If you’re heading to the UK for work, there is a good chance you will need a visa to be able to do so legally. But what if your work isn’t on land? If you’re an offshore worker, you might be wondering if you still need a visa if you won’t be setting foot on UK soil.
Interestingly, there is still a chance you will need a UK work visa if your job takes place in UK territorial waters. The vast majority of offshore workers will need a Skilled Worker Visa, which replaced the Tier 2 (General Worker) visa in December 2020. This visa category requires an employer to sponsor your visa, so you will need to check that your offshore employer is a UK visa sponsor.
If you’re curious about the UK visa requirements for offshore workers, read on to learn more about the requirements and application process. We’ll also look at unique situations where you might be passing through the UK on the way to an offshore appointment, or attending training but not working on an offshore site.
What is an offshore worker?
An offshore worker is a foreign national who arrives in UK waters for the purpose of engaging in work activities without first arriving in the UK. It is a very specific category of worker. Typical work activities would include working on an oil rig.
UK waters include anywhere up to 12 nautical miles from the UK coastline and also any internal waterways. As an offshore worker, there are specific UK visa requirements you will need to observe. This includes securing the relevant working visa and also informing the UK Visas and Immigration (UKVI) of when you will be arriving and departing UK waters.
What are the UK visa requirements for offshore workers?
If you have determined that your work is classified as offshore work, you will need to confirm if you require a visa to undertake work. Even if you won’t be arriving at a UK port, you will still need a visa and your sponsor will also be responsible for informing the Home Office of your arrival and departure.
The most common visa category for offshore workers will be a Skilled Worker Visa. This visa category requires a UK visa sponsor, so you will need to confirm that your employer is eligible to sponsor your visa.
Do I need a UK visa?
The requirement for a visa rests on the location of the work. If you will be within 12 nautical miles of the UK coastline, you will need a UK visa. Even if you will not set foot on land for the duration of your work arrangement, you still need a visa to be a UK offshore worker.
If your work will take place on the UK continental shelf, the area itself is not subject to UK immigration control. However, you may need a visa to be able to transit through the UK and travel to your place of work on the UK continental shelf. You might need to secure a transit visa to be able to continue your travels on to your offshore place of work.

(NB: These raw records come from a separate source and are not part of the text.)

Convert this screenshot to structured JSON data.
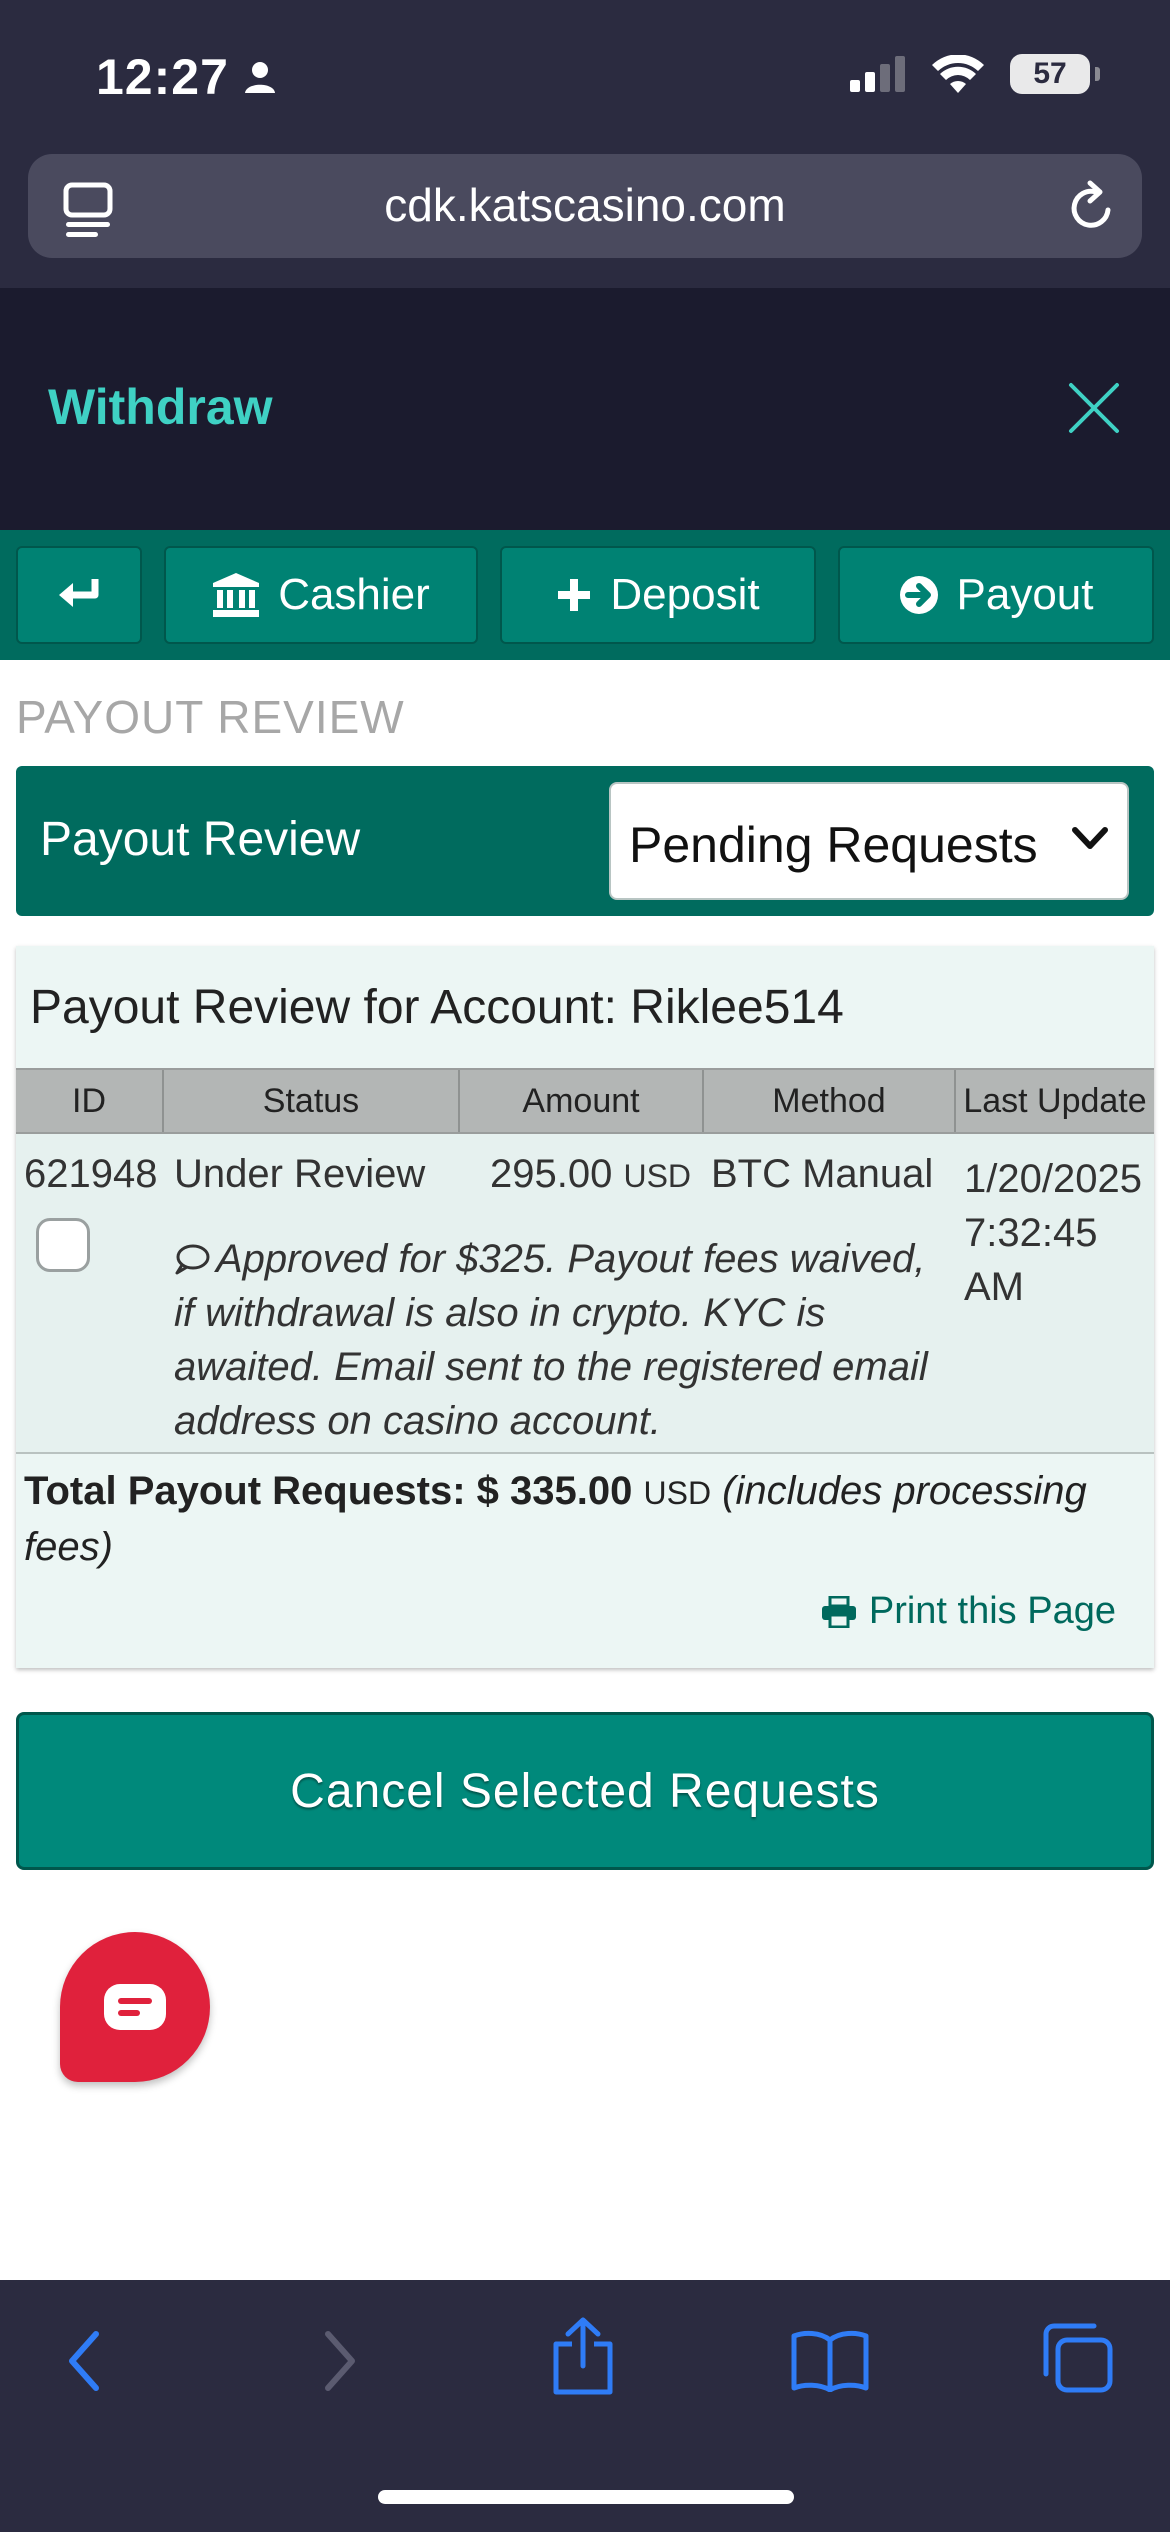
{
  "status_bar": {
    "time": "12:27",
    "battery": "57"
  },
  "browser": {
    "url": "cdk.katscasino.com"
  },
  "header": {
    "title": "Withdraw"
  },
  "nav": {
    "cashier": "Cashier",
    "deposit": "Deposit",
    "payout": "Payout"
  },
  "section_heading": "PAYOUT REVIEW",
  "review_bar": {
    "title": "Payout Review",
    "filter_selected": "Pending Requests"
  },
  "panel": {
    "title": "Payout Review for Account: Riklee514",
    "columns": [
      "ID",
      "Status",
      "Amount",
      "Method",
      "Last Update"
    ],
    "rows": [
      {
        "id": "621948",
        "status": "Under Review",
        "amount": "295.00",
        "currency": "USD",
        "method": "BTC Manual",
        "date": "1/20/2025",
        "time": "7:32:45",
        "ampm": "AM",
        "note": "Approved for $325. Payout fees waived, if withdrawal is also in crypto. KYC is awaited. Email sent to the registered email address on casino account.",
        "selected": false
      }
    ],
    "total_label": "Total Payout Requests: $ 335.00",
    "total_currency": "USD",
    "total_note": "(includes processing fees)",
    "print_label": "Print this Page"
  },
  "cancel_button": "Cancel Selected Requests",
  "colors": {
    "brand_green": "#006b5e",
    "button_green": "#00897b",
    "accent_teal": "#3fd1c4",
    "chat_red": "#e0213c",
    "ios_blue": "#2f7cf6"
  }
}
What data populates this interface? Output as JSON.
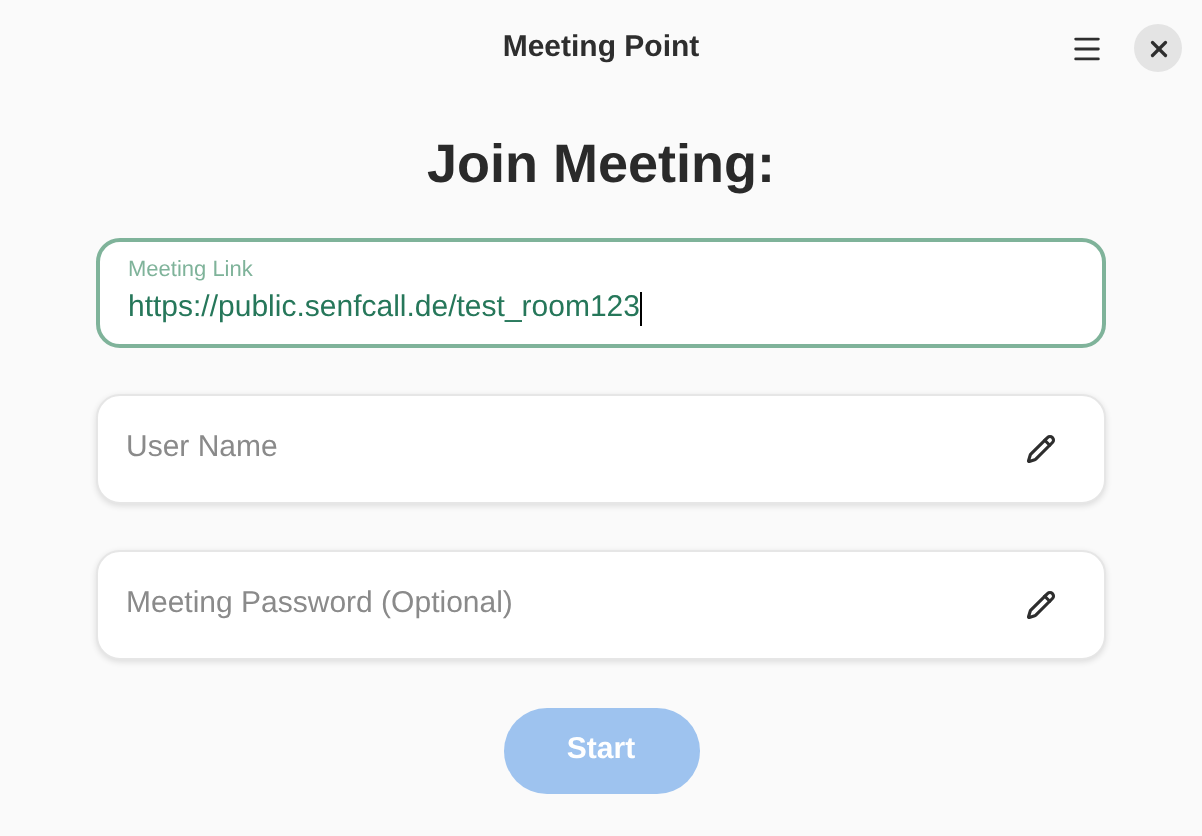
{
  "window": {
    "title": "Meeting Point"
  },
  "heading": "Join Meeting:",
  "fields": [
    {
      "label": "Meeting Link",
      "value": "https://public.senfcall.de/test_room123",
      "focused": true
    },
    {
      "placeholder": "User Name",
      "focused": false
    },
    {
      "placeholder": "Meeting Password (Optional)",
      "focused": false
    }
  ],
  "start_button": {
    "label": "Start",
    "disabled": true
  }
}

There are exceptions for Seamen who may be granted temporary shore leave. This will enable ship crews to disembark for short visits, provided their presence is properly reported to the Home Office and they are not subject to an immigration removal order.
Choosing the correct visa for offshore work
There are several options available to you as an offshore worker. Before choosing your visa route, first check if you need to secure a visa to work in the UK.
You are eligible to work in the UK and UK territorial waters if;
- You are a British or Irish citizen
- You have settled or pre-settled status from the EU Settlement Scheme
- If you have applied to the EU Settlement Scheme and are awaiting a decision
- You have a Family Permit from the EU Settlement Scheme
- You have indefinite leave to remain in the UK
- You have right of abode in the UK
If you do not meet the above requirements, you will require a visa to work in UK waters. These are the most popular routes available to you:
The skilled worker route
The Skilled Worker Visa replaced the Tier 2 (General Worker) and marks a shift towards a points-based visa system. To be eligible for this visa category, you will need to be sponsored by an eligible company. You can check if your employer is a UK visa sponsor here.
This visa category is best suited to skilled workers in a shortage occupation. Engineers, welders and fishing occupations all feature on this list.
To secure this visa category, you would need to confirm that the employer is a UK visa sponsor. They will apply for a certificate of sponsorship and you would then attach this to your visa application.
When working offshore, it is the responsibility of the employer to keep the Home Office updated on their workers whereabouts. So, if you are working in UK waters but don’t arrive via a UK port, UKVI will still be aware of your presence.
The transit visa route
If your work will not take place in UK waters but you need to pass through the UK on the way to your place of work, a transit visa might be the best option. This route is only available to non-visa nationals, such as individuals from the EU. Instead of a work or visit visa, you would simply secure a transit visa to enable you to pass through the UK and move on to offshore work.
The personal visa route
If your partner is a UK national or has leave to remain in the UK, you could be eligible for a personal visa route such as a spouse visa. This would be an excellent option if you regularly plan to work offshore in UK waters, as it would remove the need for a UK visa.
The visitor visa route
For certain types of work, it may be easier to secure a visitor visa. This would enable you to attend training, meetings or interviews in certain circumstances.
If you’re unsure of your requirements as an offshore worker, we encourage you to get in touch with our team. We can advise you on the best route available to you so that you can start work without delay. Offshore work can be incredibly lucrative, but delays in the visa process can eat into your earnings. With A Y & J Solicitors on your side, you can be confident you’ll achieve the optimal outcome.